WORK INSTRUCTION - From the entries below, copy out every line with "selector" in it.

App and web page records:
-=-=-

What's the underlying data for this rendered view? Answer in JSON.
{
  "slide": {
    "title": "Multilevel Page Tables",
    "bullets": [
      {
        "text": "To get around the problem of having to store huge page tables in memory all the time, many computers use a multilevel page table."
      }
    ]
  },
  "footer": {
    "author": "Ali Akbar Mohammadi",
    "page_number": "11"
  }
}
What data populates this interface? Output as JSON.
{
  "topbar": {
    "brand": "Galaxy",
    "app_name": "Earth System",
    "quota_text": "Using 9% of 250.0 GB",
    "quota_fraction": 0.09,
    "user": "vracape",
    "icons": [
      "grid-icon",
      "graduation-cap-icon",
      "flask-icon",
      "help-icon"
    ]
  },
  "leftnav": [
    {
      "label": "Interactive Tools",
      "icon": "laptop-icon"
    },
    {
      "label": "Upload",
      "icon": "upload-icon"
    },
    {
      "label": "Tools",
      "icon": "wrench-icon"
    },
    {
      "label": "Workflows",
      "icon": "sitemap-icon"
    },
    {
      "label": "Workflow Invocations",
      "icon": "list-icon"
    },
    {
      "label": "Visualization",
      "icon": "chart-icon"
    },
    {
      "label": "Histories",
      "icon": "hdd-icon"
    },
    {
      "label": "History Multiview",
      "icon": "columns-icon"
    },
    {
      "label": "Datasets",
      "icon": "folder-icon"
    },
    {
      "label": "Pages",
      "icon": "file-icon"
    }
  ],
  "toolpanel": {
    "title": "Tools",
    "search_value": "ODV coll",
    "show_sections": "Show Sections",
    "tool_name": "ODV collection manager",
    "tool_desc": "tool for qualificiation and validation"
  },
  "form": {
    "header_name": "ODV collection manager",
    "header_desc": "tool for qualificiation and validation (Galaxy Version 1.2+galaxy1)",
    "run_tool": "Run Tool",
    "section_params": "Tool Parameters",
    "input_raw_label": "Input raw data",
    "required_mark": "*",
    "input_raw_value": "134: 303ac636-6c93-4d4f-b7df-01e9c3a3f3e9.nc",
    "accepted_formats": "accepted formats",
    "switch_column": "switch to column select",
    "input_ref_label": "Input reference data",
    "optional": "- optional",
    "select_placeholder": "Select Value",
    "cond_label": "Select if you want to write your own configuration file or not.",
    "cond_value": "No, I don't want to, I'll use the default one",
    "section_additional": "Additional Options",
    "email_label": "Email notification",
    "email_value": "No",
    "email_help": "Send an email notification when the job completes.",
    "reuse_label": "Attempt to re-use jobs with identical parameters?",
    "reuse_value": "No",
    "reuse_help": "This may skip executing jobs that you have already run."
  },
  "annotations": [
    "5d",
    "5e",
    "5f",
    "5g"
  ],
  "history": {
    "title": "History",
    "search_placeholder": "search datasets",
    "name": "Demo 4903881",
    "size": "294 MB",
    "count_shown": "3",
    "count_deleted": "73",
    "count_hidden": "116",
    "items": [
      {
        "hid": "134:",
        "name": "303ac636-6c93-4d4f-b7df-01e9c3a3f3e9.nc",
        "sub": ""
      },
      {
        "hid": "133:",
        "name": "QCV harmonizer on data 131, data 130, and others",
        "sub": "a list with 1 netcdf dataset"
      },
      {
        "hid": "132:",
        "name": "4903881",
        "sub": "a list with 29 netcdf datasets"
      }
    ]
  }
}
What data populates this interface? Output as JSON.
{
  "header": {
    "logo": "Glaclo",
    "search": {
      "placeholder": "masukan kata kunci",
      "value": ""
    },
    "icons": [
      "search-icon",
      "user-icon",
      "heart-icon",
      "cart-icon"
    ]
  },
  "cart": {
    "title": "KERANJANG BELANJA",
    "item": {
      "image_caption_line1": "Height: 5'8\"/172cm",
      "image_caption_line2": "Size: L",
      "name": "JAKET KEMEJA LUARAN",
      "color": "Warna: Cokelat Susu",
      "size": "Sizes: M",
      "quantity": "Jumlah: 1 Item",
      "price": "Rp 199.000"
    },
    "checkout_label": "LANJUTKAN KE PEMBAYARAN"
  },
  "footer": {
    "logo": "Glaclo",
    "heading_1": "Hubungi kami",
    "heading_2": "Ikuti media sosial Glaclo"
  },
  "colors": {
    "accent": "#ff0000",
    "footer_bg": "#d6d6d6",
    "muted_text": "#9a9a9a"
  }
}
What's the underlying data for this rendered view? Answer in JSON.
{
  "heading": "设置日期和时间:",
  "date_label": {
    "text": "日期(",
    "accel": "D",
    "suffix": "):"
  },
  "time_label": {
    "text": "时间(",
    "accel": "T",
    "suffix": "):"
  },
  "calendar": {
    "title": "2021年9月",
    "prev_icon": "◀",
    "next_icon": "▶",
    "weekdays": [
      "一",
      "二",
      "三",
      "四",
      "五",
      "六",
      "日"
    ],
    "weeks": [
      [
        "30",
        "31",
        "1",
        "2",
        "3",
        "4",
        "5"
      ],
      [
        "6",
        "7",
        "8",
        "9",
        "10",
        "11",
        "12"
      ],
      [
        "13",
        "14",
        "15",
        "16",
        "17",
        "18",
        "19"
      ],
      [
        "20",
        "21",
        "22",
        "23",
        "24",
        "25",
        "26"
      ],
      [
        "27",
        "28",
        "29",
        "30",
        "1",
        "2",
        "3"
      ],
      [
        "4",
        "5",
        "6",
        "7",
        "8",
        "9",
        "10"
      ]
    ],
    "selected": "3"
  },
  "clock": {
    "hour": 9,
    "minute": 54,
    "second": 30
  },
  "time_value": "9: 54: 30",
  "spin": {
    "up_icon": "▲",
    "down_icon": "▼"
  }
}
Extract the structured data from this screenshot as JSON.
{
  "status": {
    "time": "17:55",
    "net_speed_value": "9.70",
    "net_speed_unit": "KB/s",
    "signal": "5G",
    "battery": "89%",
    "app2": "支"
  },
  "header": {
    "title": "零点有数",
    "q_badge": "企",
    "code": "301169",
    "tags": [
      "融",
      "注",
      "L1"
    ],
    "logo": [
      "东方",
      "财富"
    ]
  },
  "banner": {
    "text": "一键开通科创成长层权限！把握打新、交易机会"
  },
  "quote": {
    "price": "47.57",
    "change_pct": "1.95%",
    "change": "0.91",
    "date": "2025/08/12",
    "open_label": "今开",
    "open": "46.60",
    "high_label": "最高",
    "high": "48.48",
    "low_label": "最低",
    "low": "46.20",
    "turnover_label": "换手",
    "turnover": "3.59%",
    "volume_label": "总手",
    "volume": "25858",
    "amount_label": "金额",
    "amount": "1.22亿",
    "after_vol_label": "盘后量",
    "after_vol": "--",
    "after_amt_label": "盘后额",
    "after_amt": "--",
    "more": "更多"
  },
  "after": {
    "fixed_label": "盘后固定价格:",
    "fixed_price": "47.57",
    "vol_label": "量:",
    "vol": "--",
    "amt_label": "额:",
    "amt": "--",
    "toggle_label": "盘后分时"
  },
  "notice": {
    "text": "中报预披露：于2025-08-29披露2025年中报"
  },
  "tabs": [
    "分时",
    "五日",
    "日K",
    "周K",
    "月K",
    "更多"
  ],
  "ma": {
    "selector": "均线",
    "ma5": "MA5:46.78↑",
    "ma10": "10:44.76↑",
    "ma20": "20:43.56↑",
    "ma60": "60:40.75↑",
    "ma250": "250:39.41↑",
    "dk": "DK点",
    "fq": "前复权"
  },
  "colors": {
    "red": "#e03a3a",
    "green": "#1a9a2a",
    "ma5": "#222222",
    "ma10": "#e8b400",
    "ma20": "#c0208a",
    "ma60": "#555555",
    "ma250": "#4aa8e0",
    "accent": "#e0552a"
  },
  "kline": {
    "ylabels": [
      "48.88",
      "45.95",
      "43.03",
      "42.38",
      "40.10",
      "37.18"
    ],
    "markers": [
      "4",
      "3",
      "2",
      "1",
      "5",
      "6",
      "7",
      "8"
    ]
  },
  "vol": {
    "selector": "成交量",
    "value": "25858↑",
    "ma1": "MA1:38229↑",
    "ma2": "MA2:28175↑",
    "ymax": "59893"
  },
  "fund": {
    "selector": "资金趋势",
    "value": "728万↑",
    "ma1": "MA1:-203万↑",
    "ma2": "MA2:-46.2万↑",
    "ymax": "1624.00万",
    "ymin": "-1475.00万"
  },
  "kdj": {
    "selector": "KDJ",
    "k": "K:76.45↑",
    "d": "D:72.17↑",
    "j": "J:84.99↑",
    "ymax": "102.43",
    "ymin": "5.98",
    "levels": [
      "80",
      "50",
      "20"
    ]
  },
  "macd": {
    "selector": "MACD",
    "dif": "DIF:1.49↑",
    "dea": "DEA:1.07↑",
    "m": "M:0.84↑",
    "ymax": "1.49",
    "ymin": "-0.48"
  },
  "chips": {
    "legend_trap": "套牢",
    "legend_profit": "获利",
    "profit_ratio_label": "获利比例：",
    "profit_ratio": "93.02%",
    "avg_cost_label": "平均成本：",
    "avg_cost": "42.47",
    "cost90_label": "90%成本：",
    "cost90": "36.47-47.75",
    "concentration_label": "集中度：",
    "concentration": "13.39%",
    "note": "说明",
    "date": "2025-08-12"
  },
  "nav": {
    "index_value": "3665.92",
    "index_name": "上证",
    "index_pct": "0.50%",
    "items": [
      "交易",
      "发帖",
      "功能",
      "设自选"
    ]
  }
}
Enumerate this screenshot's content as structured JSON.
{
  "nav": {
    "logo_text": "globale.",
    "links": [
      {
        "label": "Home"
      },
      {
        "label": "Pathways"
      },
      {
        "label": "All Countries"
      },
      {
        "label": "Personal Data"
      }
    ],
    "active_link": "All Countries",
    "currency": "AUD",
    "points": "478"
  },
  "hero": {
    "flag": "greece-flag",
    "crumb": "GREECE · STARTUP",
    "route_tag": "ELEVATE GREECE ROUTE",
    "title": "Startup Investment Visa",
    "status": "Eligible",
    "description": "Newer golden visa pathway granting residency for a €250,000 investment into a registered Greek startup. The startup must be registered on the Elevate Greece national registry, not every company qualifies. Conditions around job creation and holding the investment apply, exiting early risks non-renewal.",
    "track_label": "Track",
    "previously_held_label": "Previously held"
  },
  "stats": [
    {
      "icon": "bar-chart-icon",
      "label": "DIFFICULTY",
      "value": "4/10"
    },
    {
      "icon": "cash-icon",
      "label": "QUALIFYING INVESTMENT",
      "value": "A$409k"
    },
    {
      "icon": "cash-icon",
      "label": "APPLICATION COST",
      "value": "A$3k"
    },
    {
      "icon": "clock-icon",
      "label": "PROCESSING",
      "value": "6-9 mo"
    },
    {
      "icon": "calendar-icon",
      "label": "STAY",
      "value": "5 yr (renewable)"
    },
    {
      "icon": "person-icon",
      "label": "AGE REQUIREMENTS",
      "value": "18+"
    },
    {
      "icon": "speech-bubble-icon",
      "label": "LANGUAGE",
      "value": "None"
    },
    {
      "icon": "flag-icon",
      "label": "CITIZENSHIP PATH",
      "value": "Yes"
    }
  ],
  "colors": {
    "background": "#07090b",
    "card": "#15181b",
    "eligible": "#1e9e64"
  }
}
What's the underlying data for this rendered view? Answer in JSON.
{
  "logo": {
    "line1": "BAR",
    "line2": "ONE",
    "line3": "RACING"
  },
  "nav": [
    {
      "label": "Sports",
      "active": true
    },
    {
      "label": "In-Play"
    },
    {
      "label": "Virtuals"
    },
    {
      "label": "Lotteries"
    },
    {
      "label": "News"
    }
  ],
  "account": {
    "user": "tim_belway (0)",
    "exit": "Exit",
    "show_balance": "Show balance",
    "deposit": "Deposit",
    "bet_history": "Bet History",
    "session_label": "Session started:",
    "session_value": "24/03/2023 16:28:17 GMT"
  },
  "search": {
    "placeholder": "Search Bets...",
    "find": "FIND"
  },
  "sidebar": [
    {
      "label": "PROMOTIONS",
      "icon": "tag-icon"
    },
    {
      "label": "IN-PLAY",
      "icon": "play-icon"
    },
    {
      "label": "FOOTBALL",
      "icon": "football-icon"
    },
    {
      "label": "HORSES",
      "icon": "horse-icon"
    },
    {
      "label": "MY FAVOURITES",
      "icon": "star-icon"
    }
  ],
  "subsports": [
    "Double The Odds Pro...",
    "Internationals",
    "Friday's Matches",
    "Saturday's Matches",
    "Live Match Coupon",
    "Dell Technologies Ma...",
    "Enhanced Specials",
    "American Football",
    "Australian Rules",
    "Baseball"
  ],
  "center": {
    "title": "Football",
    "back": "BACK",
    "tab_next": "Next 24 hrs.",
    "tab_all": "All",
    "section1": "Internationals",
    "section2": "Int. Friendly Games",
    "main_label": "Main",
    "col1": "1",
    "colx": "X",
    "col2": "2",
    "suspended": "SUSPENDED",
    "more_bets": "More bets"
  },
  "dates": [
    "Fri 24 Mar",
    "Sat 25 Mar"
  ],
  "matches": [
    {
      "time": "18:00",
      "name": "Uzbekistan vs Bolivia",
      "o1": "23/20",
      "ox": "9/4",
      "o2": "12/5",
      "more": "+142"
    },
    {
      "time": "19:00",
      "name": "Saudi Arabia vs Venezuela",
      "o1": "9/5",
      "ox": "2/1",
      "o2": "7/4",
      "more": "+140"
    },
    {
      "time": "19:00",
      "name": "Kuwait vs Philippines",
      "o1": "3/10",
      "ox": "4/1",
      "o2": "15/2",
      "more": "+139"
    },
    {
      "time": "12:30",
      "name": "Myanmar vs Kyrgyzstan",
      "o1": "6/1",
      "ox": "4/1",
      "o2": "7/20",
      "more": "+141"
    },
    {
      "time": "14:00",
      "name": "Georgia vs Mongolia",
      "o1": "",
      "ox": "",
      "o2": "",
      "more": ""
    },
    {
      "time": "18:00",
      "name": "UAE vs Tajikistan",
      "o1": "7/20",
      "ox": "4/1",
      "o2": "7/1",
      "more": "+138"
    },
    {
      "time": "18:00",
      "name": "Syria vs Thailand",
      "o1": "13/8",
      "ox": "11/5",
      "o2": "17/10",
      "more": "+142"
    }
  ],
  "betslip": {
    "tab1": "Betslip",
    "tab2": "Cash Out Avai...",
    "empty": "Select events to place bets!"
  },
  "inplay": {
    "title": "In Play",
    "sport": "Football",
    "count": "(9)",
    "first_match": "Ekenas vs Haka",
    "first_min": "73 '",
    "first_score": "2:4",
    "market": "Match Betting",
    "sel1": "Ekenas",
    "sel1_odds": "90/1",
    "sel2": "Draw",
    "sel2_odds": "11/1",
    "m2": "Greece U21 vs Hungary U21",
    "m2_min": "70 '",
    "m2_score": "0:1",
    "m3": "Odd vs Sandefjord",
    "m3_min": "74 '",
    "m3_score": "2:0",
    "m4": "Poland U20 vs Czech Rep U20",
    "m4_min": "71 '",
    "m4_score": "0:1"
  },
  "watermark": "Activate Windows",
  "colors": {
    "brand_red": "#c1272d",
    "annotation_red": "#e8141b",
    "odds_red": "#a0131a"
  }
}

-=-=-

TASK SOLUTION -
    "selector": "均线",
    "selector": "成交量",
    "selector": "资金趋势",
    "selector": "KDJ",
    "selector": "MACD",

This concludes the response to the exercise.